Anger Style–What is Yours? Part 3

Anger style can determine whether you cope well in daily life or not. Your habitual patterns of dealing with anger–your own or someone else’s–can make life unmanageable and chaotic, or healthy and successful. All of us have a particular and habitual style and if you think you have anger problems, you may have one of the common types that countless people have. Some of these include:

  • Habitual Avoidance Style
  • Explosive Style
  • The Power Tactic Style
  • The Passive Aggressive Style
  • The Dramatic Style

There are related blog posts (Parts 1 and 2 of this article) that describe the styles above in more detail. Two other common anger styles are given below.

Shame-Based Anger

Shame-based anger originates in bad feelings about one’s self borne out of painful and humiliating experiences. Shame causes us to feel unworthy, flawed, damaged and inferior to others. We feel that we are inherently broken and unlike other people. We therefore tend to hide our feelings of shame, keeping secret what we believe to be the awful truths about ourselves that abusive interactions ‘taught’ us.

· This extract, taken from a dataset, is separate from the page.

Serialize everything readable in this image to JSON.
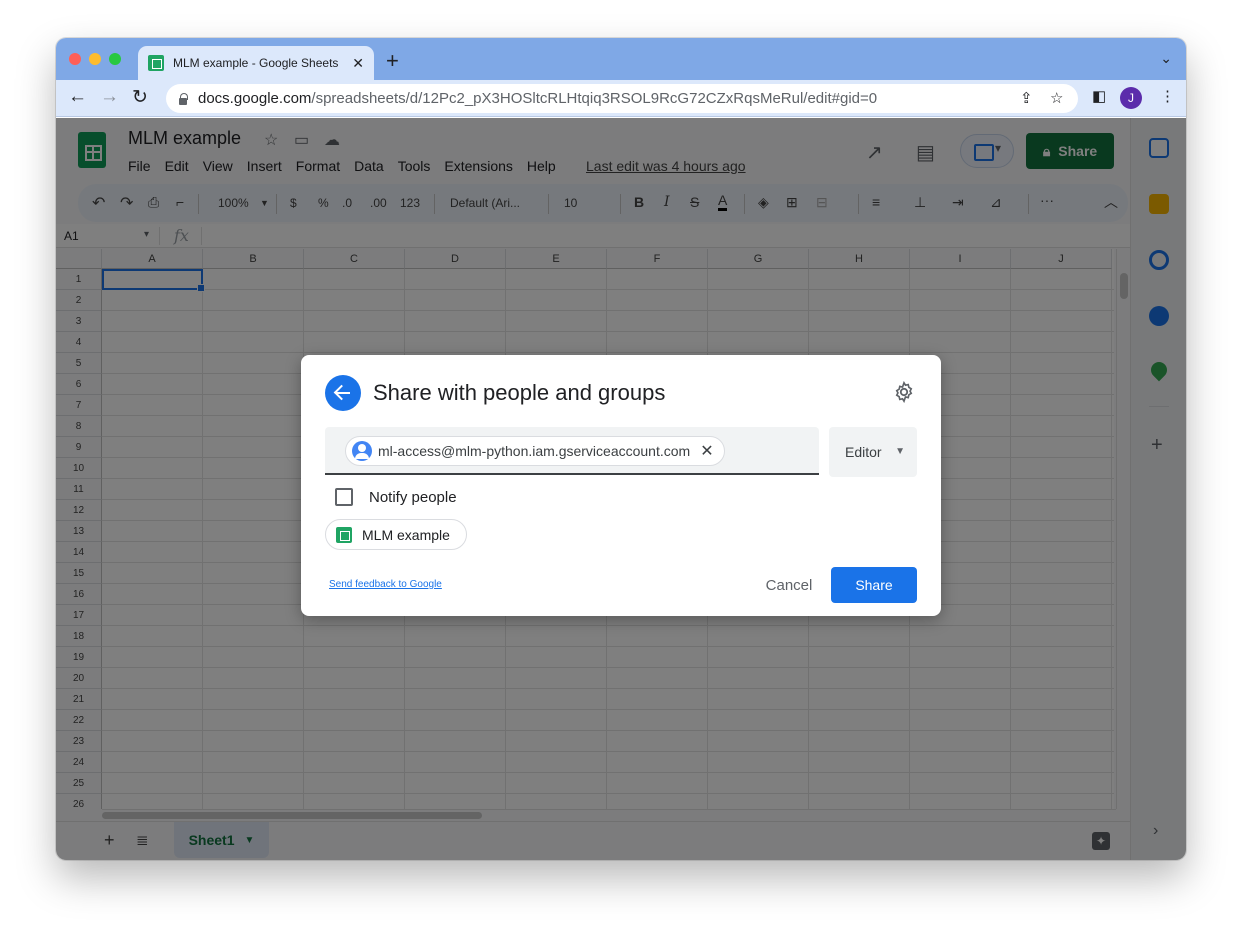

When we feel shame-based anger, we are typically triggered to relive those painful feelings again. For example, if you were overweight and ostracized for that as a child, a mention of you ‘putting on a couple of pounds’ can trigger intense anger because it taps an intense previous hurt. Typically people who have shame-based anger are thought over as overly sensitive because they can become triggered by things others aren’t. To explore if you have shame-based anger, ask yourself these questions:

  • Do I feel a need to ‘get even’ when someone hurts me?
  • Do I have revenge fantasies about how I will hurt someone who has hurt me?

Righteous Anger

Righteous anger always has a strong moral tone to it. If this is a pattern for you, you tend to justify your anger based on your beliefs, values and moral judgments. Such anger can arise when you believe that others are behaving immorally. To further explore this in your own life you might ask yourself:

  • Do I feel angry when others live in ways I wouldn’t live?
  • Do I feel my values and beliefs are more correct than those of others?
  • Am I sometimes preoccupied with the behaviors of others even though I am not directly involved?
  • Do I feel a need to confront others about their behaviors or beliefs?